Avaroa selects Hawaiki Cable for connectivity to Australia

Submarine cable on seabed with fish and rocks.

Avaroa Cable Limited (ACL) has selected Hawaiki Submarine Cable (Hawaiki) for the provision of international capacity from Samoa to Australia.

ACL is a state-owned enterprise of the Cooks Islands government and is funded by the New Zealand Aid Programme and the Asian Development Bank (ADB). ACL is also a member of the Manatua - One Polynesia subsea cable consortium, which connects French Polynesia, Rarotonga and Aitutaki in the Cook Islands, Niue and Samoa.

“Submarine cable assets are increasingly seen as critical to bridging the digital divide in the Pacific Islands and provide further development opportunities to businesses and communities in remote areas,” said Remi Galasso CEO of Hawaiki.

“We look forward to collaborating with Avaroa Cable to bring this vision to life and building further on their great work transforming communications throughout the Cook Islands via the deployment of future-proof and open-access subsea connectivity.”

Under the terms of the multi-million-dollar deal, Hawaiki will provide ACL with international capacity from the Manatua cable termination point in Apia, Samoa to Sydney, Australia. The turn-key solution is comprised of multiple subsea links, including the Samoa to American Samoa cable and the American Samoa branch to Hawaiki cable.

“ACL is very excited to have successfully achieved this key milestone and to now be able to offer this additional capacity to our wholesale customers," added Mike Schwarz, CEO of Avaroa Cable.

"We see this investment as an important enabler to improve resilience and deliver more connectivity to meet the increasing demand by consumers in the Cook Islands. We believe this new partnership is going to greatly benefit businesses and the local community.”

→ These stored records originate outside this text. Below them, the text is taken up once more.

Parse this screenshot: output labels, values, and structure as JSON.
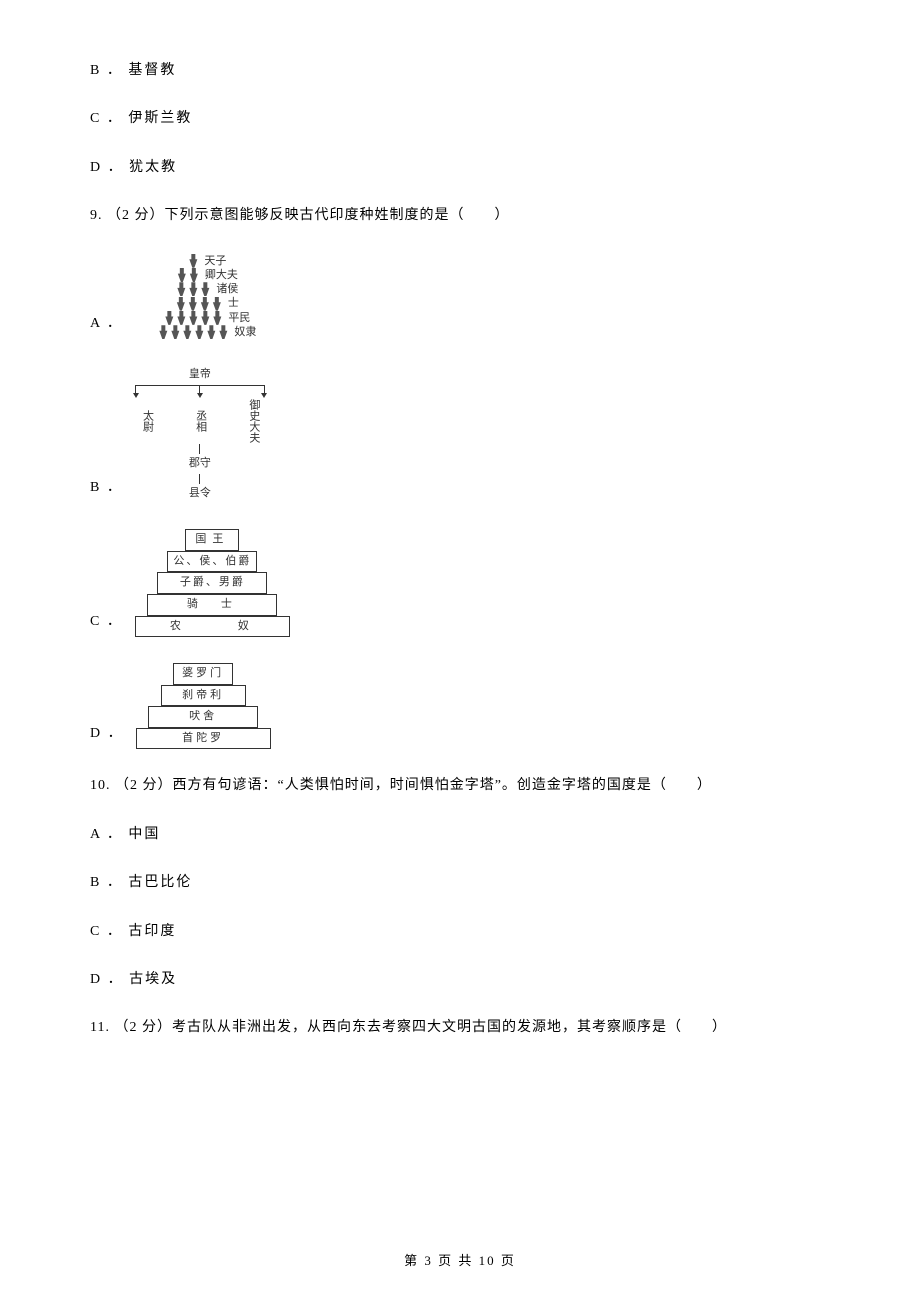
{
  "q8_options": {
    "b": "B ． 基督教",
    "c": "C ． 伊斯兰教",
    "d": "D ． 犹太教"
  },
  "q9": {
    "stem": "9.  （2 分）下列示意图能够反映古代印度种姓制度的是（　　）",
    "letters": {
      "a": "A ．",
      "b": "B ．",
      "c": "C ．",
      "d": "D ．"
    },
    "diagram_a": {
      "labels": [
        "天子",
        "卿大夫",
        "诸侯",
        "士",
        "平民",
        "奴隶"
      ]
    },
    "diagram_b": {
      "top": "皇帝",
      "left": "太尉",
      "mid": "丞相",
      "right": "御史大夫",
      "down1": "郡守",
      "down2": "县令"
    },
    "diagram_c": {
      "levels": [
        "国王",
        "公、侯、伯爵",
        "子爵、男爵",
        "骑　士",
        "农　　　奴"
      ]
    },
    "diagram_d": {
      "levels": [
        "婆罗门",
        "刹帝利",
        "吠舍",
        "首陀罗"
      ]
    }
  },
  "q10": {
    "stem": "10.  （2 分）西方有句谚语：“人类惧怕时间，时间惧怕金字塔”。创造金字塔的国度是（　　）",
    "a": "A ． 中国",
    "b": "B ． 古巴比伦",
    "c": "C ． 古印度",
    "d": "D ． 古埃及"
  },
  "q11": {
    "stem": "11.  （2 分）考古队从非洲出发，从西向东去考察四大文明古国的发源地，其考察顺序是（　　）"
  },
  "footer": "第 3 页 共 10 页"
}
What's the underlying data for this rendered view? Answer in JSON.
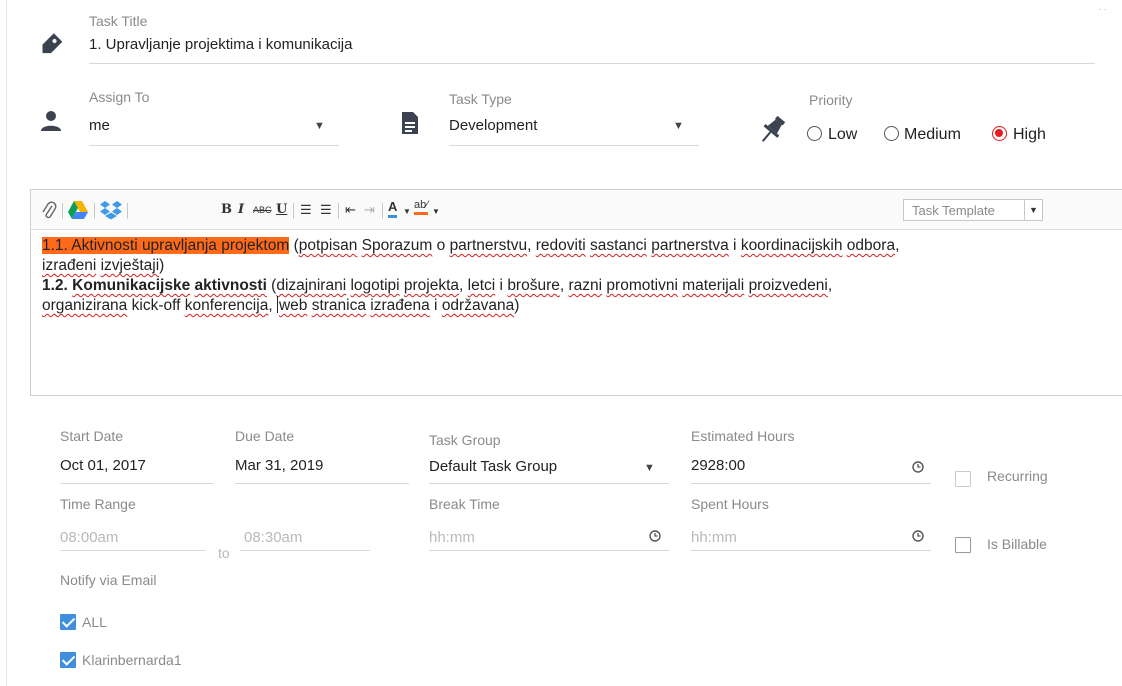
{
  "task_title": {
    "label": "Task Title",
    "value": "1. Upravljanje projektima i komunikacija"
  },
  "assign_to": {
    "label": "Assign To",
    "value": "me"
  },
  "task_type": {
    "label": "Task Type",
    "value": "Development"
  },
  "priority": {
    "label": "Priority",
    "options": [
      "Low",
      "Medium",
      "High"
    ],
    "selected": "High"
  },
  "editor": {
    "template_placeholder": "Task Template",
    "line1_highlight": "1.1. Aktivnosti upravljanja projektom",
    "line1_rest_parts": [
      " (",
      "potpisan",
      " ",
      "Sporazum",
      " o ",
      "partnerstvu",
      ", ",
      "redoviti",
      " ",
      "sastanci",
      " ",
      "partnerstva",
      " i ",
      "koordinacijskih",
      " ",
      "odbora",
      ","
    ],
    "line2_parts": [
      "izrađeni",
      " ",
      "izvještaji",
      ")"
    ],
    "line3_bold_num": "1.2. ",
    "line3_bold_title": "Komunikacijske",
    "line3_bold_word2": "aktivnosti",
    "line3_rest_parts": [
      " (",
      "dizajnirani",
      " ",
      "logotipi",
      " ",
      "projekta",
      ", ",
      "letci",
      " i ",
      "brošure",
      ", ",
      "razni",
      " ",
      "promotivni",
      " ",
      "materijali",
      " ",
      "proizvedeni",
      ","
    ],
    "line4_parts": [
      "organizirana",
      " kick-off ",
      "konferencija",
      ", ",
      "web",
      " ",
      "stranica",
      " ",
      "izrađena",
      " i ",
      "održavana",
      ")"
    ]
  },
  "start_date": {
    "label": "Start Date",
    "value": "Oct 01, 2017"
  },
  "due_date": {
    "label": "Due Date",
    "value": "Mar 31, 2019"
  },
  "task_group": {
    "label": "Task Group",
    "value": "Default Task Group"
  },
  "estimated_hours": {
    "label": "Estimated Hours",
    "value": "2928:00"
  },
  "recurring": {
    "label": "Recurring",
    "checked": false
  },
  "time_range": {
    "label": "Time Range",
    "from_placeholder": "08:00am",
    "to_text": "to",
    "to_placeholder": "08:30am"
  },
  "break_time": {
    "label": "Break Time",
    "placeholder": "hh:mm"
  },
  "spent_hours": {
    "label": "Spent Hours",
    "placeholder": "hh:mm"
  },
  "billable": {
    "label": "Is Billable",
    "checked": false
  },
  "notify": {
    "label": "Notify via Email",
    "items": [
      {
        "label": "ALL",
        "checked": true
      },
      {
        "label": "Klarinbernarda1",
        "checked": true
      }
    ]
  },
  "colors": {
    "accent": "#3f8fdf",
    "priority_high": "#e51c23",
    "highlight": "#ff6a1a",
    "icon": "#3b4250"
  },
  "icons": [
    "tag-icon",
    "person-icon",
    "document-icon",
    "pin-icon",
    "attach-icon",
    "google-drive-icon",
    "dropbox-icon",
    "clock-icon"
  ]
}
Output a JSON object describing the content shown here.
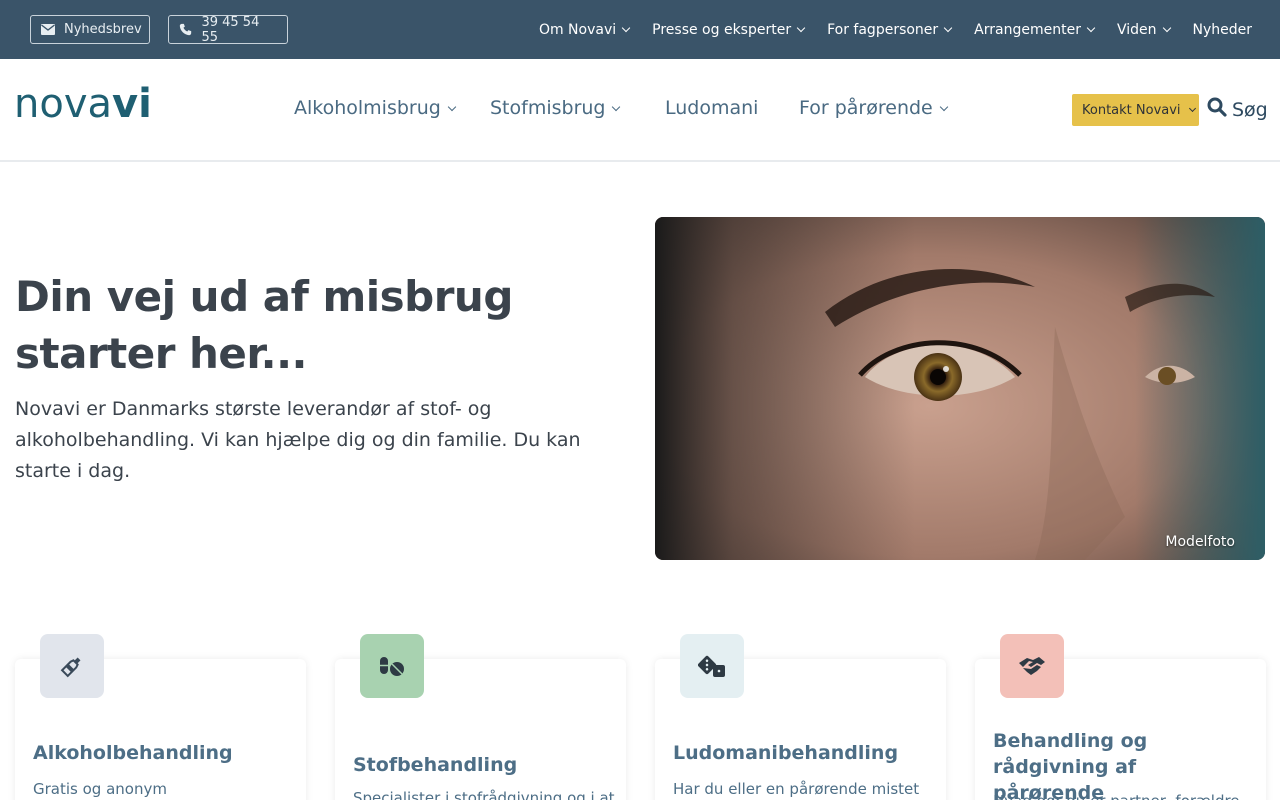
{
  "topbar": {
    "newsletter_label": "Nyhedsbrev",
    "phone_label": "39 45 54 55",
    "nav": [
      {
        "label": "Om Novavi"
      },
      {
        "label": "Presse og eksperter"
      },
      {
        "label": "For fagpersoner"
      },
      {
        "label": "Arrangementer"
      },
      {
        "label": "Viden"
      },
      {
        "label": "Nyheder"
      }
    ]
  },
  "header": {
    "logo_text_a": "nova",
    "logo_text_b": "vi",
    "nav": [
      {
        "label": "Alkoholmisbrug"
      },
      {
        "label": "Stofmisbrug"
      },
      {
        "label": "Ludomani"
      },
      {
        "label": "For pårørende"
      }
    ],
    "contact_label": "Kontakt Novavi",
    "search_label": "Søg"
  },
  "hero": {
    "title": "Din vej ud af misbrug starter her...",
    "text": "Novavi er Danmarks største leverandør af stof- og alkoholbehandling. Vi kan hjælpe dig og din familie. Du kan starte i dag.",
    "image_credit": "Modelfoto"
  },
  "cards": [
    {
      "title": "Alkoholbehandling",
      "text": "Gratis og anonym",
      "icon": "bottle-icon",
      "color": "#e1e5ec"
    },
    {
      "title": "Stofbehandling",
      "text": "Specialister i stofrådgivning og i at",
      "icon": "pills-icon",
      "color": "#a8d2b0"
    },
    {
      "title": "Ludomanibehandling",
      "text": "Har du eller en pårørende mistet",
      "icon": "dice-icon",
      "color": "#e4eff2"
    },
    {
      "title": "Behandling og rådgivning af pårørende",
      "text": "Hvad gør du er partner, forældre",
      "icon": "handshake-icon",
      "color": "#f3c0b8"
    }
  ],
  "colors": {
    "topbar": "#3a5469",
    "accent": "#e6c14a",
    "brand": "#1f5f72"
  }
}
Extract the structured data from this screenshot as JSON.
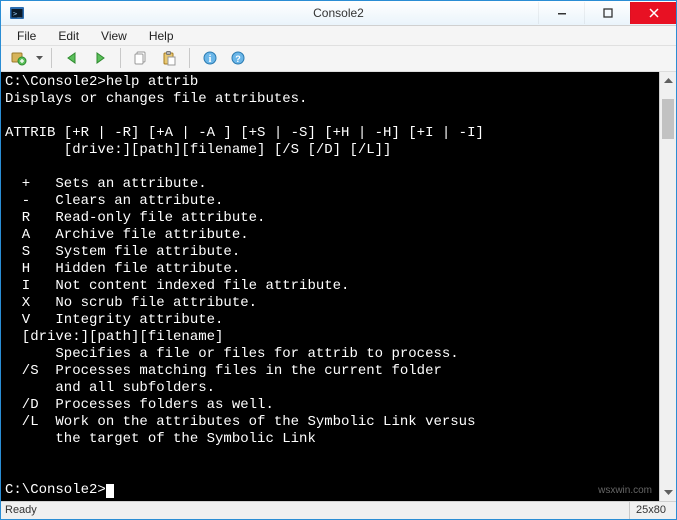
{
  "window": {
    "title": "Console2"
  },
  "menu": {
    "file": "File",
    "edit": "Edit",
    "view": "View",
    "help": "Help"
  },
  "terminal": {
    "prompt1": "C:\\Console2>",
    "command1": "help attrib",
    "l1": "Displays or changes file attributes.",
    "l2": "ATTRIB [+R | -R] [+A | -A ] [+S | -S] [+H | -H] [+I | -I]",
    "l3": "       [drive:][path][filename] [/S [/D] [/L]]",
    "l4": "  +   Sets an attribute.",
    "l5": "  -   Clears an attribute.",
    "l6": "  R   Read-only file attribute.",
    "l7": "  A   Archive file attribute.",
    "l8": "  S   System file attribute.",
    "l9": "  H   Hidden file attribute.",
    "l10": "  I   Not content indexed file attribute.",
    "l11": "  X   No scrub file attribute.",
    "l12": "  V   Integrity attribute.",
    "l13": "  [drive:][path][filename]",
    "l14": "      Specifies a file or files for attrib to process.",
    "l15": "  /S  Processes matching files in the current folder",
    "l16": "      and all subfolders.",
    "l17": "  /D  Processes folders as well.",
    "l18": "  /L  Work on the attributes of the Symbolic Link versus",
    "l19": "      the target of the Symbolic Link",
    "prompt2": "C:\\Console2>"
  },
  "status": {
    "left": "Ready",
    "right": "25x80"
  },
  "watermark": "wsxwin.com"
}
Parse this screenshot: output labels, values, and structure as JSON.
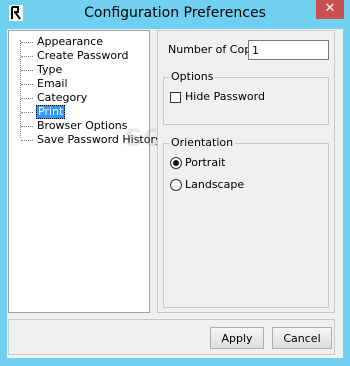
{
  "window": {
    "title": "Configuration Preferences",
    "close_glyph": "✕"
  },
  "tree": {
    "items": [
      {
        "label": "Appearance",
        "selected": false
      },
      {
        "label": "Create Password",
        "selected": false
      },
      {
        "label": "Type",
        "selected": false
      },
      {
        "label": "Email",
        "selected": false
      },
      {
        "label": "Category",
        "selected": false
      },
      {
        "label": "Print",
        "selected": true
      },
      {
        "label": "Browser Options",
        "selected": false
      },
      {
        "label": "Save Password History",
        "selected": false
      }
    ]
  },
  "print": {
    "copies_label": "Number of Copy",
    "copies_value": "1",
    "options": {
      "title": "Options",
      "hide_password_label": "Hide Password",
      "hide_password_checked": false
    },
    "orientation": {
      "title": "Orientation",
      "portrait_label": "Portrait",
      "landscape_label": "Landscape",
      "selected": "Portrait"
    }
  },
  "buttons": {
    "apply": "Apply",
    "cancel": "Cancel"
  },
  "watermark": "SOFTPEDIA",
  "colors": {
    "title_bar": "#6fd0f0",
    "close_button": "#c75050",
    "selection": "#3399ff"
  }
}
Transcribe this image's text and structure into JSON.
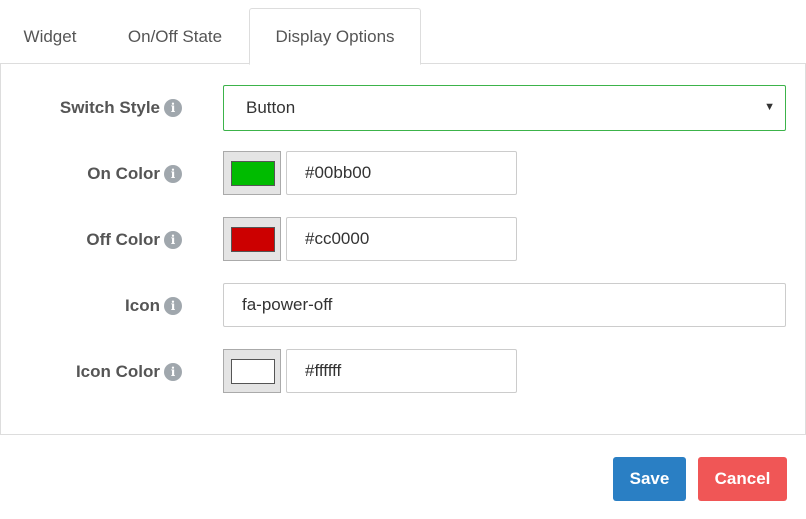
{
  "tabs": [
    {
      "label": "Widget",
      "active": false
    },
    {
      "label": "On/Off State",
      "active": false
    },
    {
      "label": "Display Options",
      "active": true
    }
  ],
  "form": {
    "switch_style": {
      "label": "Switch Style",
      "value": "Button",
      "icon": "info-circle-icon"
    },
    "on_color": {
      "label": "On Color",
      "value": "#00bb00",
      "swatch": "#00bb00",
      "icon": "info-circle-icon"
    },
    "off_color": {
      "label": "Off Color",
      "value": "#cc0000",
      "swatch": "#cc0000",
      "icon": "info-circle-icon"
    },
    "icon": {
      "label": "Icon",
      "value": "fa-power-off",
      "icon": "info-circle-icon"
    },
    "icon_color": {
      "label": "Icon Color",
      "value": "#ffffff",
      "swatch": "#ffffff",
      "icon": "info-circle-icon"
    }
  },
  "buttons": {
    "save": {
      "label": "Save",
      "color": "#2a7fc4"
    },
    "cancel": {
      "label": "Cancel",
      "color": "#f05656"
    }
  },
  "colors": {
    "select_border": "#3cb34a"
  }
}
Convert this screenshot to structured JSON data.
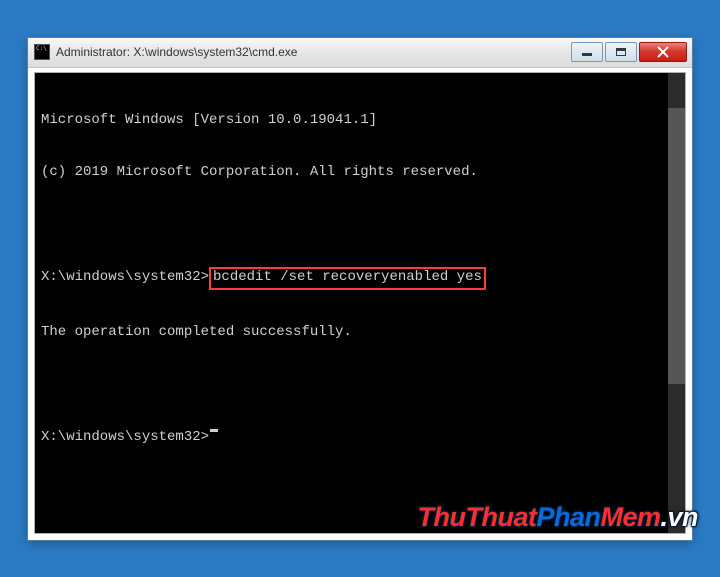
{
  "titlebar": {
    "title": "Administrator: X:\\windows\\system32\\cmd.exe"
  },
  "console": {
    "line1": "Microsoft Windows [Version 10.0.19041.1]",
    "line2": "(c) 2019 Microsoft Corporation. All rights reserved.",
    "blank": "",
    "prompt1_prefix": "X:\\windows\\system32>",
    "prompt1_command": "bcdedit /set recoveryenabled yes",
    "result1": "The operation completed successfully.",
    "prompt2_prefix": "X:\\windows\\system32>"
  },
  "controls": {
    "minimize": "minimize",
    "maximize": "maximize",
    "close": "close"
  },
  "watermark": {
    "part1": "ThuThuat",
    "part2": "Phan",
    "part3": "Mem",
    "suffix": ".vn"
  }
}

Once the project is complete, the solution will further secure trans-Pacific connectivity, provide much-needed diversity in support of ACL’s wholesale business and deliver high-speed broadband to local operators in the Cook Islands. It also bolsters the Cook Islands’ digital economy, specifically new e-services such as health and education.